This review really accomplished what I set out to do, and that is open the discussion about rape/date rape. Unfortunately too many girls suffer in silence. They are afraid to tell for many reasons, they are in denial, they are ashamed, or they are afraid they won't be believed, or will be blamed for it. It is not for us to judge whether they are right or wrong in their reaction, but bring the topic to light in a responsible fashion.
While reactions of rape victims may seem illogical, we must remember they are traumatized. It's not that they don't care about their health, it's that they are often paralyzed by fear and shame. I think the question of telling or hiding the incident often comes down to family dynamics. If someone feels they have the full love and support of their family, they are more likely to tell than someone that believes their family will turn around and blame them, as happens more often than we'd like to think.

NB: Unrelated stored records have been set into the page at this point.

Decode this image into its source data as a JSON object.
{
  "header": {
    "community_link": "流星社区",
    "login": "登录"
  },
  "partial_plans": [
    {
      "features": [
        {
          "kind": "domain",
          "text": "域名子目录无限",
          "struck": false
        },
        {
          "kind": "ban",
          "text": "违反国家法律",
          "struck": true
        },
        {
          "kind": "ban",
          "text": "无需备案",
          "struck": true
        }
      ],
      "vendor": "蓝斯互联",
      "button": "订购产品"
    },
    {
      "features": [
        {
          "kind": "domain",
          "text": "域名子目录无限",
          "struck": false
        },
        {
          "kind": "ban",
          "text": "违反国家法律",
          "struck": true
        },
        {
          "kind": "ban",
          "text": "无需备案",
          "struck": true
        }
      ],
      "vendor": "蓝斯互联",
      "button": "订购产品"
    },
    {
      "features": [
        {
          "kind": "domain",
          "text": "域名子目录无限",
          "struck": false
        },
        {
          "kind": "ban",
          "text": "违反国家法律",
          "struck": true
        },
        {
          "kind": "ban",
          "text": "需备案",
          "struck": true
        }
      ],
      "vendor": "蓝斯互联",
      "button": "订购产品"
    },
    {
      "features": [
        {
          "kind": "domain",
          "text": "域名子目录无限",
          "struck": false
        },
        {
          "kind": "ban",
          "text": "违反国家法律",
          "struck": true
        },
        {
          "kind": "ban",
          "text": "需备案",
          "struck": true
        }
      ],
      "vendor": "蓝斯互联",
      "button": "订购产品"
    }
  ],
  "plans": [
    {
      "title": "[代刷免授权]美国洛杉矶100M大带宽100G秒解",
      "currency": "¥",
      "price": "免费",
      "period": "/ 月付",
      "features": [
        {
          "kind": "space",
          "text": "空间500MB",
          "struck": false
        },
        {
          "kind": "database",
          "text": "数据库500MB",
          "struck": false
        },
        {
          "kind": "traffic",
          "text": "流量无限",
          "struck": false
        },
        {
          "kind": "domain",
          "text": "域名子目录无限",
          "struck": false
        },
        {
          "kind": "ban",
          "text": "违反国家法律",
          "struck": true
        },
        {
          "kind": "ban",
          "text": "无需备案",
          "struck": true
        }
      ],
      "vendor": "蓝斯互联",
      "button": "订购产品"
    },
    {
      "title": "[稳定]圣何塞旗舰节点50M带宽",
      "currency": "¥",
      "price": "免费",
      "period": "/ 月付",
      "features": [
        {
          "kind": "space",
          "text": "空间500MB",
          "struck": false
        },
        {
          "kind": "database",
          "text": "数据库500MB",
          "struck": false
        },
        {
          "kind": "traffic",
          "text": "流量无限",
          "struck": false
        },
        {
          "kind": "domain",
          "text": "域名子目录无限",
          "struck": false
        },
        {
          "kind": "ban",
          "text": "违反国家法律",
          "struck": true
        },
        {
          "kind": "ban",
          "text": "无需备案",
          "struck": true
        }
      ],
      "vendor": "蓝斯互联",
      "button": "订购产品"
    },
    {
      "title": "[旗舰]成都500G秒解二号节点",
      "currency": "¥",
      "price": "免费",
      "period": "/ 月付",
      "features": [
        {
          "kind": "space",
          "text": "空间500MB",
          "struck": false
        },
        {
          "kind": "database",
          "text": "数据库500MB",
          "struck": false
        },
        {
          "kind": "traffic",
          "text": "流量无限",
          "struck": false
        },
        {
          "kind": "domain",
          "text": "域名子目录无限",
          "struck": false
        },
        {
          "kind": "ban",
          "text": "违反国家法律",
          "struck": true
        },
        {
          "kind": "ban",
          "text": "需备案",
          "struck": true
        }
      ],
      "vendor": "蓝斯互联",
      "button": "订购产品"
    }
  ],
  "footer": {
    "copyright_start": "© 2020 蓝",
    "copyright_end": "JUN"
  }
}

I know this is not an easy topic to discuss, but I applaud everyone that commented on this thread. It is an important topic, and one that is uncomfortable for people to discuss in the open. So I thank you for taking the time to share your opinion. I hope in the end any girl that has suffered a tragedy such as Carly's knows that she isn't alone, and that she must find the strength inside herself to empower herself to never let anything like it happen again. And for someone who has not suffered a fate such as this, I hope to enlighten them so when they encounter someone who has, (I promise it happens much more often than you think,) they have some insight and understanding.
Once again, thank you!
I know what you mean about being frustrated by characters' decisions. I understand the psychology behind not reporting rape, but it's still...frustrating. Ah well, congrats on getting through another tough read!ReplyDelete
I'm glad you get me, Kel. And thank you :DDelete